WHAT IS EXPECTED: Print the records below exactly, with no pictures.

Dataset rows describing interfaces:

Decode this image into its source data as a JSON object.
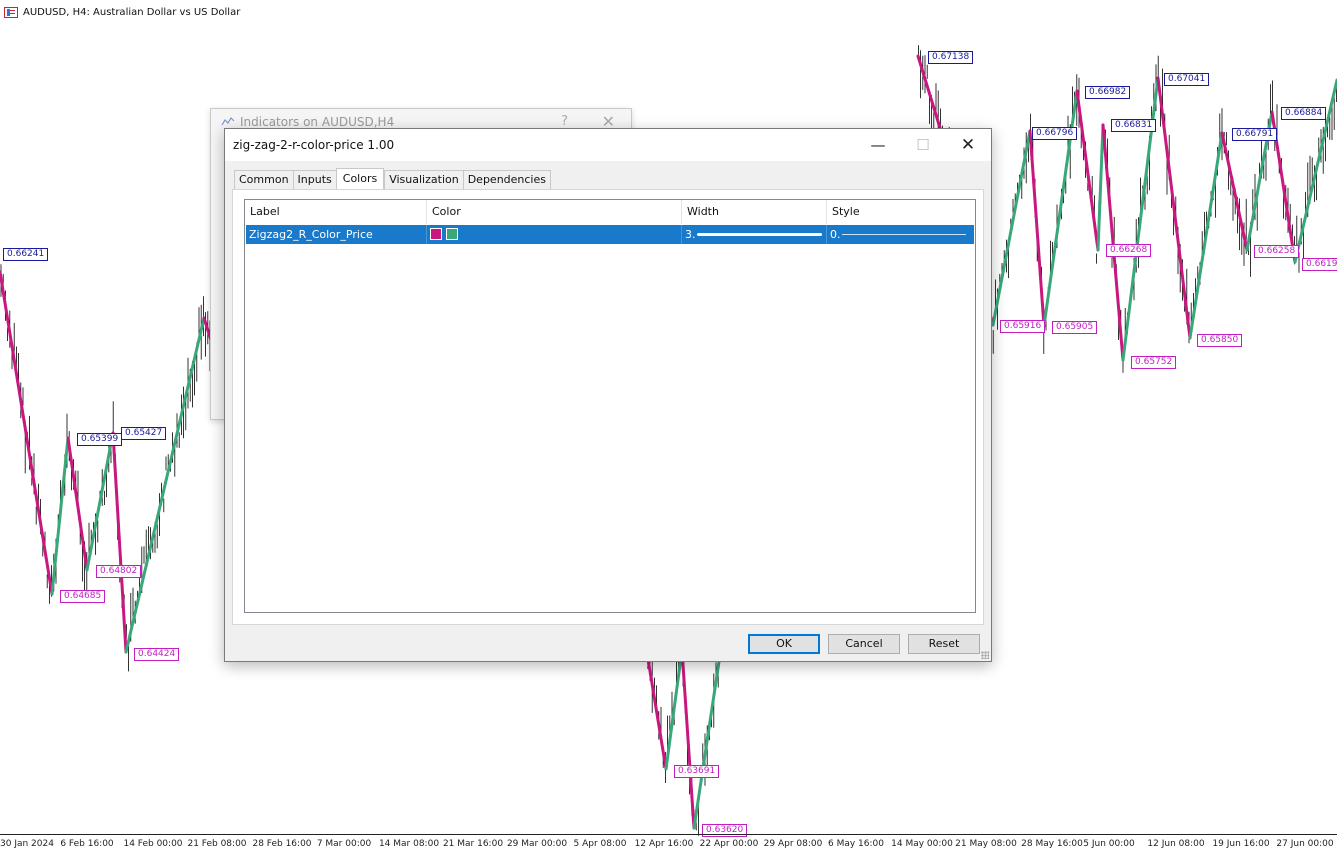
{
  "chart": {
    "title": "AUDUSD, H4:  Australian Dollar vs US Dollar",
    "title_icon": "chart-window-icon",
    "colors": {
      "down_segment": "#c8177f",
      "up_segment": "#3aa77a",
      "bars": "#000000",
      "high_label": "#1a1a9a",
      "low_label": "#c21fc2"
    },
    "price_labels": [
      {
        "text": "0.66241",
        "kind": "high"
      },
      {
        "text": "0.64685",
        "kind": "low"
      },
      {
        "text": "0.65399",
        "kind": "high"
      },
      {
        "text": "0.64802",
        "kind": "low"
      },
      {
        "text": "0.65427",
        "kind": "high"
      },
      {
        "text": "0.64424",
        "kind": "low"
      },
      {
        "text": "0.63691",
        "kind": "low"
      },
      {
        "text": "0.63620",
        "kind": "low"
      },
      {
        "text": "0.67138",
        "kind": "high"
      },
      {
        "text": "0.65916",
        "kind": "low"
      },
      {
        "text": "0.66796",
        "kind": "high"
      },
      {
        "text": "0.65905",
        "kind": "low"
      },
      {
        "text": "0.66982",
        "kind": "high"
      },
      {
        "text": "0.66268",
        "kind": "low"
      },
      {
        "text": "0.66831",
        "kind": "high"
      },
      {
        "text": "0.65752",
        "kind": "low"
      },
      {
        "text": "0.67041",
        "kind": "high"
      },
      {
        "text": "0.65850",
        "kind": "low"
      },
      {
        "text": "0.66791",
        "kind": "high"
      },
      {
        "text": "0.66258",
        "kind": "low"
      },
      {
        "text": "0.66884",
        "kind": "high"
      },
      {
        "text": "0.66197",
        "kind": "low"
      }
    ],
    "time_axis": [
      "30 Jan 2024",
      "6 Feb 16:00",
      "14 Feb 00:00",
      "21 Feb 08:00",
      "28 Feb 16:00",
      "7 Mar 00:00",
      "14 Mar 08:00",
      "21 Mar 16:00",
      "29 Mar 00:00",
      "5 Apr 08:00",
      "12 Apr 16:00",
      "22 Apr 00:00",
      "29 Apr 08:00",
      "6 May 16:00",
      "14 May 00:00",
      "21 May 08:00",
      "28 May 16:00",
      "5 Jun 00:00",
      "12 Jun 08:00",
      "19 Jun 16:00",
      "27 Jun 00:00"
    ]
  },
  "background_dialog": {
    "title": "Indicators on AUDUSD,H4",
    "help": "?",
    "close": "✕"
  },
  "dialog": {
    "title": "zig-zag-2-r-color-price 1.00",
    "minimize": "—",
    "maximize": "☐",
    "close": "✕",
    "tabs": [
      {
        "label": "Common",
        "active": false
      },
      {
        "label": "Inputs",
        "active": false
      },
      {
        "label": "Colors",
        "active": true
      },
      {
        "label": "Visualization",
        "active": false
      },
      {
        "label": "Dependencies",
        "active": false
      }
    ],
    "table": {
      "columns": [
        "Label",
        "Color",
        "Width",
        "Style"
      ],
      "rows": [
        {
          "label": "Zigzag2_R_Color_Price",
          "colors": [
            "#c8177f",
            "#3aa77a"
          ],
          "width": "3.",
          "style": "0."
        }
      ]
    },
    "buttons": {
      "ok": "OK",
      "cancel": "Cancel",
      "reset": "Reset"
    }
  }
}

RESULT OF THE TASK:
Decode this image into its source data as a JSON object.
{
  "chart": {
    "title": "AUDUSD, H4:  Australian Dollar vs US Dollar",
    "title_icon": "chart-window-icon",
    "colors": {
      "down_segment": "#c8177f",
      "up_segment": "#3aa77a",
      "bars": "#000000",
      "high_label": "#1a1a9a",
      "low_label": "#c21fc2"
    },
    "price_labels": [
      {
        "text": "0.66241",
        "kind": "high"
      },
      {
        "text": "0.64685",
        "kind": "low"
      },
      {
        "text": "0.65399",
        "kind": "high"
      },
      {
        "text": "0.64802",
        "kind": "low"
      },
      {
        "text": "0.65427",
        "kind": "high"
      },
      {
        "text": "0.64424",
        "kind": "low"
      },
      {
        "text": "0.63691",
        "kind": "low"
      },
      {
        "text": "0.63620",
        "kind": "low"
      },
      {
        "text": "0.67138",
        "kind": "high"
      },
      {
        "text": "0.65916",
        "kind": "low"
      },
      {
        "text": "0.66796",
        "kind": "high"
      },
      {
        "text": "0.65905",
        "kind": "low"
      },
      {
        "text": "0.66982",
        "kind": "high"
      },
      {
        "text": "0.66268",
        "kind": "low"
      },
      {
        "text": "0.66831",
        "kind": "high"
      },
      {
        "text": "0.65752",
        "kind": "low"
      },
      {
        "text": "0.67041",
        "kind": "high"
      },
      {
        "text": "0.65850",
        "kind": "low"
      },
      {
        "text": "0.66791",
        "kind": "high"
      },
      {
        "text": "0.66258",
        "kind": "low"
      },
      {
        "text": "0.66884",
        "kind": "high"
      },
      {
        "text": "0.66197",
        "kind": "low"
      }
    ],
    "time_axis": [
      "30 Jan 2024",
      "6 Feb 16:00",
      "14 Feb 00:00",
      "21 Feb 08:00",
      "28 Feb 16:00",
      "7 Mar 00:00",
      "14 Mar 08:00",
      "21 Mar 16:00",
      "29 Mar 00:00",
      "5 Apr 08:00",
      "12 Apr 16:00",
      "22 Apr 00:00",
      "29 Apr 08:00",
      "6 May 16:00",
      "14 May 00:00",
      "21 May 08:00",
      "28 May 16:00",
      "5 Jun 00:00",
      "12 Jun 08:00",
      "19 Jun 16:00",
      "27 Jun 00:00"
    ]
  },
  "background_dialog": {
    "title": "Indicators on AUDUSD,H4",
    "help": "?",
    "close": "✕"
  },
  "dialog": {
    "title": "zig-zag-2-r-color-price 1.00",
    "minimize": "—",
    "maximize": "☐",
    "close": "✕",
    "tabs": [
      {
        "label": "Common",
        "active": false
      },
      {
        "label": "Inputs",
        "active": false
      },
      {
        "label": "Colors",
        "active": true
      },
      {
        "label": "Visualization",
        "active": false
      },
      {
        "label": "Dependencies",
        "active": false
      }
    ],
    "table": {
      "columns": [
        "Label",
        "Color",
        "Width",
        "Style"
      ],
      "rows": [
        {
          "label": "Zigzag2_R_Color_Price",
          "colors": [
            "#c8177f",
            "#3aa77a"
          ],
          "width": "3.",
          "style": "0."
        }
      ]
    },
    "buttons": {
      "ok": "OK",
      "cancel": "Cancel",
      "reset": "Reset"
    }
  }
}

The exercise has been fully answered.